People that have an untreated case of sleep apnea face a risk of stroke that is four times as likely as those who are not afflicted. Untreated sleep apnea sufferers are also three times as likely to have heart disease.
On the average night’s sleep, a sufferer of obstructive sleep apnea may experience 60 apneas per hour. This accounts for an average of 400 apneas per night!
Roughly half of all hospital patients that have a case of hypertension are also afflicted with sleep apnea. Conversely, around half of all sleep apnea sufferers face a diagnosis of hypertension.
According to the National Commission on Sleep Disorders Research, approximately 38,000 deaths occur on an annual basis that relate to cardiovascular problems that in one way or another are connected to sleep apnea. These problems include high blood pressure, hypertension and stroke, among others. An estimated six million American residents suffer from sleep apnea that is moderate to severe and may necessitate a late night visit to the emergency room. Unfortunately a great many people do not, as previously mentioned, even realize that they suffer from sleep apnea. This number is somewhere around 500,000 individuals.
As these statistics show, sleep apnea is not a problem to be taken lightly. The risks of mortality faced by those with untreated obstructive sleep apnea are simply not worth it when you consider all the types of sleep apnea treatment available. People with obstructive sleep apnea may not be aware that their sleep was interrupted. In fact, many people with this type of sleep apnea think they sleep well all night.
Anyone can develop obstructive sleep apnea. However, certain factors put you at increased risk:
Excess weight. More than half of those with obstructive sleep apnea are overweight. Fat deposits around your upper airway may obstruct your breathing. However, not everyone who has sleep apnea is overweight and vice versa. Thin people can develop the disorder, too.

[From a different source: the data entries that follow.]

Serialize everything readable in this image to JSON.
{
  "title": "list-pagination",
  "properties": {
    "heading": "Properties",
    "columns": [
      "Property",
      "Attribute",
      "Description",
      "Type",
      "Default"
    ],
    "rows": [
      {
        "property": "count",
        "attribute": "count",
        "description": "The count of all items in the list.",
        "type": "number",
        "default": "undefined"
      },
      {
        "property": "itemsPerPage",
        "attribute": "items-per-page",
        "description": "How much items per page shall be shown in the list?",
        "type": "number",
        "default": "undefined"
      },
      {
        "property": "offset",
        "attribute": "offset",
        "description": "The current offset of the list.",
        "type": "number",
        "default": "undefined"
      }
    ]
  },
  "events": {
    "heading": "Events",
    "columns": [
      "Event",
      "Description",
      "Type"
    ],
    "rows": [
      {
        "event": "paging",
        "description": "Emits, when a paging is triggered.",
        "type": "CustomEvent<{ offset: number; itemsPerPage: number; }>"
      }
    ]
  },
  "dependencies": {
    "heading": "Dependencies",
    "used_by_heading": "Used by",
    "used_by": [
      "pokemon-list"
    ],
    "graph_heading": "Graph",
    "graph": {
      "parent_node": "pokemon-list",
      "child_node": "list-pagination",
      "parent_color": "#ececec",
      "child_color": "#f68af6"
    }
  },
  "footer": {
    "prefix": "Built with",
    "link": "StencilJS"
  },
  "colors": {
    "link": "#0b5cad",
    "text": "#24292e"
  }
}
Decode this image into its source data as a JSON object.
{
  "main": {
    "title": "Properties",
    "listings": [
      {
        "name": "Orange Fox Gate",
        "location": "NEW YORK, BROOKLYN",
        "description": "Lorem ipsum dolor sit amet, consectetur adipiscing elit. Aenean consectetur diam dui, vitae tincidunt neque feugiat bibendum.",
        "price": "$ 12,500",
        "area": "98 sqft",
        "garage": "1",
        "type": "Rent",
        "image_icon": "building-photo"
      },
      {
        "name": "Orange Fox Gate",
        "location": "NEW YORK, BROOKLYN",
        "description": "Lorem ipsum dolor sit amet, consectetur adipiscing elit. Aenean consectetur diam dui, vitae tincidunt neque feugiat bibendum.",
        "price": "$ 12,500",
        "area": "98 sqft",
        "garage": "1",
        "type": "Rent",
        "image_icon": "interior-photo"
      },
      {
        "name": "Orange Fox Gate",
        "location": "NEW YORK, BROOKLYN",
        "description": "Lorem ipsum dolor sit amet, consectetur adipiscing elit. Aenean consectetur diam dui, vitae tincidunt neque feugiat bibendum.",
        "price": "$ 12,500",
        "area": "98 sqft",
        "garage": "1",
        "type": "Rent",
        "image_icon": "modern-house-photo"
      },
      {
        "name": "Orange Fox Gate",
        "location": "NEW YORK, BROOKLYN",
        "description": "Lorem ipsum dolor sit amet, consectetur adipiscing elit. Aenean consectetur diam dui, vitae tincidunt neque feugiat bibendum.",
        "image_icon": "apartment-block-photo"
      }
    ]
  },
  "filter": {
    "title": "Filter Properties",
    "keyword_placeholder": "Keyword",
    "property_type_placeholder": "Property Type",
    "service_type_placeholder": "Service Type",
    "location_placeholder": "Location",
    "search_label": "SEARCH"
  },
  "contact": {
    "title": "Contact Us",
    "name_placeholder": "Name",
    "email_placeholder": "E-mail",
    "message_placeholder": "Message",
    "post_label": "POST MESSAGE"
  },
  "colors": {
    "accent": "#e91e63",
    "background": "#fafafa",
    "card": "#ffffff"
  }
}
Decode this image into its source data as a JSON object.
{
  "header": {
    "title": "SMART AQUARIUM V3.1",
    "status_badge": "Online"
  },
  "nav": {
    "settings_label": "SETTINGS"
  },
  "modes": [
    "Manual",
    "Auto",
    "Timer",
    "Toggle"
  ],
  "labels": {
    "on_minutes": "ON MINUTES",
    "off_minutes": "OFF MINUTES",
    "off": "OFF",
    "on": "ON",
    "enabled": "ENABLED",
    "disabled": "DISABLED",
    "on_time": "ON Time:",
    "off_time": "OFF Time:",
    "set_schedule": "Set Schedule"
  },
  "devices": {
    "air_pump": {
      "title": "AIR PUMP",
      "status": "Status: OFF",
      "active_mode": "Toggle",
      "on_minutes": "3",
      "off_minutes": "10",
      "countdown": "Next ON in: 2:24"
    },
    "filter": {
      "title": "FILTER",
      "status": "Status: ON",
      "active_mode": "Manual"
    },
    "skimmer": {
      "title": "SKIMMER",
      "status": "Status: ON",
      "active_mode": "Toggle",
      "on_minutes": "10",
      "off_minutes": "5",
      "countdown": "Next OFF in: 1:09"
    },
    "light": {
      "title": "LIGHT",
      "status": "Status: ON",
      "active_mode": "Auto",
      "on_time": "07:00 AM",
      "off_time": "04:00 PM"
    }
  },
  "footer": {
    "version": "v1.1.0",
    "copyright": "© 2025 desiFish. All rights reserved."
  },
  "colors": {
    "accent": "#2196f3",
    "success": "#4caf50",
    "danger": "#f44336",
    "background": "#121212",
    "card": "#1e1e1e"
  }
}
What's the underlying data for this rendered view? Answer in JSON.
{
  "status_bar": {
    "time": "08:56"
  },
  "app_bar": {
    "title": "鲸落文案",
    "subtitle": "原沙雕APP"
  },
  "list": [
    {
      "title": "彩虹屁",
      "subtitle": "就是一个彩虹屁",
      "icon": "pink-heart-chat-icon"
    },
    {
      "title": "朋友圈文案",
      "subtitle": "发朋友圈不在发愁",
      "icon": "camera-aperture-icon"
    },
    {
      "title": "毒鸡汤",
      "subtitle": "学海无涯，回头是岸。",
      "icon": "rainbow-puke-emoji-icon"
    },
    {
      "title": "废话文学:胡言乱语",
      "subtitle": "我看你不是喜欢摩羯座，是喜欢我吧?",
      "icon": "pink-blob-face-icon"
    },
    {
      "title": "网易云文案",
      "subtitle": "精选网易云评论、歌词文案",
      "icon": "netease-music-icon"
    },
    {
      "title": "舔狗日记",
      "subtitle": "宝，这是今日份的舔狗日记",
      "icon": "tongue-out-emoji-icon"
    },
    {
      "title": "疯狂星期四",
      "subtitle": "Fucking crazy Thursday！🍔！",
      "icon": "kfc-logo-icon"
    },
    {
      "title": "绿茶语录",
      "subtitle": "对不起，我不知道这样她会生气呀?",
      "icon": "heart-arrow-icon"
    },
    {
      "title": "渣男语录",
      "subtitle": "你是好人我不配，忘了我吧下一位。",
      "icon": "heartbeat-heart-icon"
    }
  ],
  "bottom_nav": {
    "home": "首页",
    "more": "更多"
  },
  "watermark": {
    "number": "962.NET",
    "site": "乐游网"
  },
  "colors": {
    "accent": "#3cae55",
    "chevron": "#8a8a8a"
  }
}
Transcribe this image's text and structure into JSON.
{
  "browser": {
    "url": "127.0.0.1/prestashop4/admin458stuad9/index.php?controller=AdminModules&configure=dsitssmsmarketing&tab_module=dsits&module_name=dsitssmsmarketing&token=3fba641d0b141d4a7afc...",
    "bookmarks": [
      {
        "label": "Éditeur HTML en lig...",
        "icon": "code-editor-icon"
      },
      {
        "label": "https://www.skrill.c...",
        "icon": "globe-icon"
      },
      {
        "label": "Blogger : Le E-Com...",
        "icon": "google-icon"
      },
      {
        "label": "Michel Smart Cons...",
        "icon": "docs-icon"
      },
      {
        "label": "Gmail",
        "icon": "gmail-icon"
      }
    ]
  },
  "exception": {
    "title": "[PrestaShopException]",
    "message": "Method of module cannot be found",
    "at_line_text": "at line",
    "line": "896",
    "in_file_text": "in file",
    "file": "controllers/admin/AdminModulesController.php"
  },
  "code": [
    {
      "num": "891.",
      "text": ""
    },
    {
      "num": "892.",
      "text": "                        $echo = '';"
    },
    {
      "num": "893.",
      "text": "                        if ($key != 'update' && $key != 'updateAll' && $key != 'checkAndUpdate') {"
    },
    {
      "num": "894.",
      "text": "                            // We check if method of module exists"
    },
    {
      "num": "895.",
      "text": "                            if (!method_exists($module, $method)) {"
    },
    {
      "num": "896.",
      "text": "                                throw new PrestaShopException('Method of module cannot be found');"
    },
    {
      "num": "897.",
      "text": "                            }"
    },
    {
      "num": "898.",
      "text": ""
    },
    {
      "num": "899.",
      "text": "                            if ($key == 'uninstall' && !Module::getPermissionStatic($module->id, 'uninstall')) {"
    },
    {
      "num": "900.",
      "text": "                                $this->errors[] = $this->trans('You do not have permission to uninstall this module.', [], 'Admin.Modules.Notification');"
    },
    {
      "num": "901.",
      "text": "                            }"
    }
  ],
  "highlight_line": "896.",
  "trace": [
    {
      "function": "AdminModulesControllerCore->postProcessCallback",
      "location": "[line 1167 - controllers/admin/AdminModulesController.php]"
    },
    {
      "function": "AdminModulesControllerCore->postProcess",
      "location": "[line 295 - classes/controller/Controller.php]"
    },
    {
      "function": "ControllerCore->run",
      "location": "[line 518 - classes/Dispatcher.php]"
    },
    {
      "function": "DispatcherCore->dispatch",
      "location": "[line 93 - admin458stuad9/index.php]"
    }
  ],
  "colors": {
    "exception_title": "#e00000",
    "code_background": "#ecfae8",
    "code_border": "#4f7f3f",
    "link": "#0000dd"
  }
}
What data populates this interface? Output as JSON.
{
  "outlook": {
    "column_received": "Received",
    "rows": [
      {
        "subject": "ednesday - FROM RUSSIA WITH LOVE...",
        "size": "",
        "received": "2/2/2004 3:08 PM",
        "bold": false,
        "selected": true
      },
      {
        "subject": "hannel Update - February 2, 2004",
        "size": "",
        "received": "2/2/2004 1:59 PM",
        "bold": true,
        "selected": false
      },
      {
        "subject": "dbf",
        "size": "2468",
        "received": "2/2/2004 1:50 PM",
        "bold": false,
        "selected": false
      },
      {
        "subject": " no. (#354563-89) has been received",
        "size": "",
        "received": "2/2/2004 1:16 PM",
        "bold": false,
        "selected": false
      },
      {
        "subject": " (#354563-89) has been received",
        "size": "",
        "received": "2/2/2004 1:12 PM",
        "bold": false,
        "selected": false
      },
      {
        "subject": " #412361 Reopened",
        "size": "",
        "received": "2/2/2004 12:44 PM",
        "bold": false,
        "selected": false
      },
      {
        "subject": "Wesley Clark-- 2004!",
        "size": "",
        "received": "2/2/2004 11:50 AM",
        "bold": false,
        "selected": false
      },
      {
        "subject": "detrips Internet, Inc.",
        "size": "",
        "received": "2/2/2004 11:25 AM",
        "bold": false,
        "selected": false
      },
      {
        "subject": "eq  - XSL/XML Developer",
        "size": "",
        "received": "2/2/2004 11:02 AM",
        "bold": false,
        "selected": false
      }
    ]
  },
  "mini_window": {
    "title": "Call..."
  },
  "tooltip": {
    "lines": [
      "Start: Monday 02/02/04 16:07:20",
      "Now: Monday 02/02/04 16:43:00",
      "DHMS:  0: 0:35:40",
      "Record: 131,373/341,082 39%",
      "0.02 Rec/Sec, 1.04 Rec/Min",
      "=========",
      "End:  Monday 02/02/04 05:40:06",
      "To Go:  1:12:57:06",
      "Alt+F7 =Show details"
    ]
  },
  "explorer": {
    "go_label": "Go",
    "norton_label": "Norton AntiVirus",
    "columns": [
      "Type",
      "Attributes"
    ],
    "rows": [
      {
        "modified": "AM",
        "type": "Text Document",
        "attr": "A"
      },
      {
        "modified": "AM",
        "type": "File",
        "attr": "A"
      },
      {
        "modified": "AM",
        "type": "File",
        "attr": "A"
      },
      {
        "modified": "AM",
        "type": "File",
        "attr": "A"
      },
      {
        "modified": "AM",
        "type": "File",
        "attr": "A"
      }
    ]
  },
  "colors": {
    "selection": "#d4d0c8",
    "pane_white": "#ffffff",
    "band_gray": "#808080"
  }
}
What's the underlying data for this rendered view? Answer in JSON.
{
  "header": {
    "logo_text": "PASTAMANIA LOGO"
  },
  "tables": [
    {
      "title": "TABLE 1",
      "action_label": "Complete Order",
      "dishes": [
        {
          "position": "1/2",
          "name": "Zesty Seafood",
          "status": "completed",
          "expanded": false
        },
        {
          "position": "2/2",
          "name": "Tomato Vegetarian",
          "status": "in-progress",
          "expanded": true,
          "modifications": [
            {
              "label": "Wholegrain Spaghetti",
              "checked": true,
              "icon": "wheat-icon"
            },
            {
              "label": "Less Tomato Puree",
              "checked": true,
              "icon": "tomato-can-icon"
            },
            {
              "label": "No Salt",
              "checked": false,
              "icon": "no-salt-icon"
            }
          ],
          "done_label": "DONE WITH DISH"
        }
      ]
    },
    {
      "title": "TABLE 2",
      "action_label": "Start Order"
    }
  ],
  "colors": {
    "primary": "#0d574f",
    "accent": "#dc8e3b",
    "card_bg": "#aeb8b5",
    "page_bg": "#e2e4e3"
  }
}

Neck circumference. The size of your neck may indicate whether or not you have an increased risk of obstructive sleep apnea. That’s because a thick neck may narrow the airway and may be an indication of excess weight. A neck circumference greater than 17 inches (43 centimeters) for men and 15 inches (38 centimeters) for women is associated with an increased risk of obstructive sleep apnea.
High blood pressure (hypertension). Obstructive sleep apnea is relatively common in people with hypertension.
A narrowed airway. You may inherit a naturally narrow throat. Or your tonsils or adenoids may become enlarged, which can block your airway.
Chronic nasal congestion. Obstructive sleep apnea occurs twice as often in those who have consistent nasal congestion at night, regardless of the cause. This may be due to narrowed airways.
Diabetes. Obstructive sleep apnea is three times more common in people who have diabetes.
Being male. In general, men are twice as likely to have sleep apnea.
Being black, Hispanic or a Pacific Islander. Among people under age 35, obstructive sleep apnea is more common in blacks, Hispanics and Pacific Islanders.
Being older. Sleep apnea occurs two to three times more often in adults older than 65.
Menopause. A woman’s risk appears to increase after menopause.
A family history of sleep apnea. If you have family members with sleep apnea, you may be at increased risk.
Use of alcohol, sedatives or tranquilizers. These substances relax the muscles in your throat.
Smoking. Smokers are nearly three times more likely to have obstructive sleep apnea.